The Capital One Venture X card is one of the best all-round travel credit cards ever launched. Not only is it offering a tremendous welcome bonus, but cardholders can earn tons of miles on everyday spending and receive a 10,000-mile anniversary bonus to boot. Its annual fee is $395, but cardholders can count on up to $300 in statement credits toward travel booked through Capital One Travel each year and other valuable benefits like access to Priority Pass lounges and Capital One’s own growing family of airport lounges.

Pros

  • Excellent welcome offer worth 75,000 miles after you spend $4,000 on purchases in the first three months.
  • Up to $300 in annual travel statement credits toward bookings make through Capital One Travel.
  • 10,000 bonus miles (worth $100 toward travel) each account anniversary.

Cons

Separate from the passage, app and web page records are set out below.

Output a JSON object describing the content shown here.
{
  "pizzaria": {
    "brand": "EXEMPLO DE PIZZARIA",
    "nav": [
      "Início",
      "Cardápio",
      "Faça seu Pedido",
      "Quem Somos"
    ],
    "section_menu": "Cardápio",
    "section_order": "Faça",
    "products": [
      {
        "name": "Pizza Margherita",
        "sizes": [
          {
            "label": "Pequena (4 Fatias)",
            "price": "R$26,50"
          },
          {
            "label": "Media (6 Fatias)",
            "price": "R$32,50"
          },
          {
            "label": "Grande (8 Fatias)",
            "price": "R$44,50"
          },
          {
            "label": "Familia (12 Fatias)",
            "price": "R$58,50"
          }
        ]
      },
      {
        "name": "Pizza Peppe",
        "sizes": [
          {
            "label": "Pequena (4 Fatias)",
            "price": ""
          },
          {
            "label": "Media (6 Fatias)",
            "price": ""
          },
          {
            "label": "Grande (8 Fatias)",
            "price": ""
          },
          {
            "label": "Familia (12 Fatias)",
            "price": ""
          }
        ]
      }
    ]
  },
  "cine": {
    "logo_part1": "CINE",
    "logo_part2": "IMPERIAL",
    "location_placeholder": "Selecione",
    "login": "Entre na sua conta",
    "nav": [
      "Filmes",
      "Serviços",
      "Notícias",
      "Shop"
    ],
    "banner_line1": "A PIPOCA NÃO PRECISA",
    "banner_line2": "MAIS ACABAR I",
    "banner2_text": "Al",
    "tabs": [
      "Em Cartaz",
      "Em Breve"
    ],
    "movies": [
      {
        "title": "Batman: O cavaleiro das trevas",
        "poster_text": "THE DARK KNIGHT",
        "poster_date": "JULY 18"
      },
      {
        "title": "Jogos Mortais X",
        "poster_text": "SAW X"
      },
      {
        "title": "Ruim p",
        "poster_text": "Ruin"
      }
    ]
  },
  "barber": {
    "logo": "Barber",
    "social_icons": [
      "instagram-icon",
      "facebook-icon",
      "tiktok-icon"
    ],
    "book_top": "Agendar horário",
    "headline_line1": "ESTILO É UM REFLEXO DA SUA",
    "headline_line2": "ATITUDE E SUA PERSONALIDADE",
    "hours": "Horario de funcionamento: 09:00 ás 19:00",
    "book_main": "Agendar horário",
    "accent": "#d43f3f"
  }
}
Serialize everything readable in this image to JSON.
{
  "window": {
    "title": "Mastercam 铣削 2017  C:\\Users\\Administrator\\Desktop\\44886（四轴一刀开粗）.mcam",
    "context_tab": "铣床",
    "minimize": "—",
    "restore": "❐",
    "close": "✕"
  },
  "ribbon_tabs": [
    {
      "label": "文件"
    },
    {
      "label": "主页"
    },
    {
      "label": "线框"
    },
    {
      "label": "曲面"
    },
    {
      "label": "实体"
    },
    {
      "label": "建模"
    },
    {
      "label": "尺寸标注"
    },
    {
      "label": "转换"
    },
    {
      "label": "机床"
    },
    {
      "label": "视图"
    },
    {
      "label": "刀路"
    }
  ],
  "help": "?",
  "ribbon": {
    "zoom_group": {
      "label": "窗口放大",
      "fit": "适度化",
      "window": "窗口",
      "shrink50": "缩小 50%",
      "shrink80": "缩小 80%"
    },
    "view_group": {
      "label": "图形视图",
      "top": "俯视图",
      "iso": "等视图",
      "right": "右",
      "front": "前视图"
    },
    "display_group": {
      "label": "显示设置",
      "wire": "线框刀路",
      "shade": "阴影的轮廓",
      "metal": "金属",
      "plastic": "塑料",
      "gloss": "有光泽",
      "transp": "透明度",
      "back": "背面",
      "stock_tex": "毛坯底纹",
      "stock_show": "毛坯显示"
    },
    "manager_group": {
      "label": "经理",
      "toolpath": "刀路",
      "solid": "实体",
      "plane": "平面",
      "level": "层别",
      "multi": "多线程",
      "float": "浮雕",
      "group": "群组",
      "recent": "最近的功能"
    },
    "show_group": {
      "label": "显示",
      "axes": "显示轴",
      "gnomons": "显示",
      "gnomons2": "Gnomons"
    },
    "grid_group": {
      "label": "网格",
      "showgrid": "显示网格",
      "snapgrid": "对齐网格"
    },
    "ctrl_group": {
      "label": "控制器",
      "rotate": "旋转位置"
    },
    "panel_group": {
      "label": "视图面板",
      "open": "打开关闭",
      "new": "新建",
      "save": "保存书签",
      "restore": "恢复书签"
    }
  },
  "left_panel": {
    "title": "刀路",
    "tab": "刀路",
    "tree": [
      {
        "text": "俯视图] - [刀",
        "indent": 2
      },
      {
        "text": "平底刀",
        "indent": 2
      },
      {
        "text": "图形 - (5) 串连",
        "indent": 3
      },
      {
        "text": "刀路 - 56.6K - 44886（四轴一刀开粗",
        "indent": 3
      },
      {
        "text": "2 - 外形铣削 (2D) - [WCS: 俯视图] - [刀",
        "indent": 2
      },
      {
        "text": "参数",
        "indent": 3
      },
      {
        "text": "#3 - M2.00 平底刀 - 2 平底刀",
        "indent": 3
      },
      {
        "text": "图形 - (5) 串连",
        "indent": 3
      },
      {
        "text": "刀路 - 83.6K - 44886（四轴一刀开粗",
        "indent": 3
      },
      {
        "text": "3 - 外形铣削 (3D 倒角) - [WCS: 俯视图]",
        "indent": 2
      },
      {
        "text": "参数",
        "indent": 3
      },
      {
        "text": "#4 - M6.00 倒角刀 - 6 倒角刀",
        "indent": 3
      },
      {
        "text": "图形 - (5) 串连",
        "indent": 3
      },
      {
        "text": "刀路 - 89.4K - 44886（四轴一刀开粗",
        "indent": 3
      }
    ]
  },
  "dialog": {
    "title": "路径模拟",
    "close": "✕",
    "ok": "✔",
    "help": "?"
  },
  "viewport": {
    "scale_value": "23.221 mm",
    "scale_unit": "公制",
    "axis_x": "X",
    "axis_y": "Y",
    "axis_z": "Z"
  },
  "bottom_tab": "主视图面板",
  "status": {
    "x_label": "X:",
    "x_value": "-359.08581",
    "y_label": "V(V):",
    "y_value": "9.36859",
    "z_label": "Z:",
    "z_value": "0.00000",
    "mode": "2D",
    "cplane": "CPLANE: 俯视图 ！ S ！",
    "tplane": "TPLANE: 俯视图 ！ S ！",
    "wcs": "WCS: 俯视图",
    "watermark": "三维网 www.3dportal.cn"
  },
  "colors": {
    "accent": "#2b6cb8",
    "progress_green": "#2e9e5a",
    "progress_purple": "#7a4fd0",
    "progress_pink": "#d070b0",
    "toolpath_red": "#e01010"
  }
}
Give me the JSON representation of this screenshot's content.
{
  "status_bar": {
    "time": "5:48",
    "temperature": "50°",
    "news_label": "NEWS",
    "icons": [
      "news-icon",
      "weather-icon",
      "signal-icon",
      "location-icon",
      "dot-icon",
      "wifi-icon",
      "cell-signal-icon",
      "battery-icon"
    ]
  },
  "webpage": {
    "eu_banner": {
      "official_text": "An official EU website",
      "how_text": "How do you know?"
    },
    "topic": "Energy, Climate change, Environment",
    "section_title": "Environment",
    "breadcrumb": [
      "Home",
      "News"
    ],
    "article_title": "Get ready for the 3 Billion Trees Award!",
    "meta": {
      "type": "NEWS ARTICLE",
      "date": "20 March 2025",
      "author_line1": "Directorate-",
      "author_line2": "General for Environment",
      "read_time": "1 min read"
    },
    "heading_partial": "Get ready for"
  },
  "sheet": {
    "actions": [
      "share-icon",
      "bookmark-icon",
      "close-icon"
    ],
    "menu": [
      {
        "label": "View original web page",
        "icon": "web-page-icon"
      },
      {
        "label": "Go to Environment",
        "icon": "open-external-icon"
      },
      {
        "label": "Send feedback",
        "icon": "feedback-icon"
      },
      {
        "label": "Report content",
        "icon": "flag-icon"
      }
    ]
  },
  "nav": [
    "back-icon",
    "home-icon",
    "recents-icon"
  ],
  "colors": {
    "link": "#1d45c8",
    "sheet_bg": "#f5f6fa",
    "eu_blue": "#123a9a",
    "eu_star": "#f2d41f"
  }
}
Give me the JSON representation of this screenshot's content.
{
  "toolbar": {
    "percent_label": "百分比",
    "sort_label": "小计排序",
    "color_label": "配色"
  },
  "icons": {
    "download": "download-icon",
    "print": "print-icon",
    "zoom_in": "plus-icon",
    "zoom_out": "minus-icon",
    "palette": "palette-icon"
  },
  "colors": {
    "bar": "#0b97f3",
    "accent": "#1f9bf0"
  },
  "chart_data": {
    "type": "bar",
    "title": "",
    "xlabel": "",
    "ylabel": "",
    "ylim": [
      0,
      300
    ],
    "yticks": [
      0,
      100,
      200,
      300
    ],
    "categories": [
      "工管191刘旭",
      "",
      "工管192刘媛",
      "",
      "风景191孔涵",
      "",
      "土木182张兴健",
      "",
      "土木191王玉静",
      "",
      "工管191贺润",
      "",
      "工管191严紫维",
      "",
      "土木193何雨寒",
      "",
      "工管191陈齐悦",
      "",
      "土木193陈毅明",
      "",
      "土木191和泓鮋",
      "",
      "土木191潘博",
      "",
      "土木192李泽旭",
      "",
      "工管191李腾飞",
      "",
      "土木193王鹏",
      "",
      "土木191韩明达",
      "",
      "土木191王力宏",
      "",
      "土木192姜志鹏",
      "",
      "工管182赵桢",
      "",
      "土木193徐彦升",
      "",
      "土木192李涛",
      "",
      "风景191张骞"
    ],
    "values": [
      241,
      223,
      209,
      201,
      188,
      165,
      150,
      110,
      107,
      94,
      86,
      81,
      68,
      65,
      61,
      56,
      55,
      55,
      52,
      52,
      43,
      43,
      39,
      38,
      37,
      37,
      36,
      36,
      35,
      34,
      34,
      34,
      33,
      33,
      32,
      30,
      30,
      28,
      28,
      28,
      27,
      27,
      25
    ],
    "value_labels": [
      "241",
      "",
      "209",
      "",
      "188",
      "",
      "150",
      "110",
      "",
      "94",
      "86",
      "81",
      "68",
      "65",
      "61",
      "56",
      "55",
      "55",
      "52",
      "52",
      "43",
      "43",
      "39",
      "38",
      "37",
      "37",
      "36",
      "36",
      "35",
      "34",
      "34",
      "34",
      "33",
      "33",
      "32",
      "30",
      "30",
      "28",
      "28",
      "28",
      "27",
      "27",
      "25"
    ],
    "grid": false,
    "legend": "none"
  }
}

  • The $395 annual fee might be expensive for some, but this card’s benefits provide much more value than that.
  • If you don’t travel frequently, this might not be the best card for you.
  • Earn 75,000 bonus miles when you spend $4,000 on purchases in the first 3 months from account opening, equal to $750 in travel
  • Receive up to $300 back annually as statement credits for bookings through Capital One Travel, where you'll get Capital One's best prices on thousands of options
  • Get 10,000 bonus miles (equal to $100 towards travel) every year, starting on your first anniversary
  • Earn unlimited 10X miles on hotels and rental cars booked through Capital One Travel and 5X miles on flights booked through Capital One Travel
  • Earn unlimited 2X miles on all other purchases
  • Unlimited complimentary access for you and two guests to 1,400+ lounges, including Capital One Lounges and our Partner Lounge Network
  • Receive up to a $100 credit for Global Entry or TSA PreCheck®
  • Use your Venture X miles to easily cover travel expenses, including flights, hotels, rental cars and more—you can even transfer your miles to your choice of 15+ travel loyalty programs
  • Named editors' choice for "Best New Credit Card of 2021" by The Points Guy
  • Earn 10 miles per dollar when you book on Turo, the world's largest car sharing marketplace, through May 16, 2023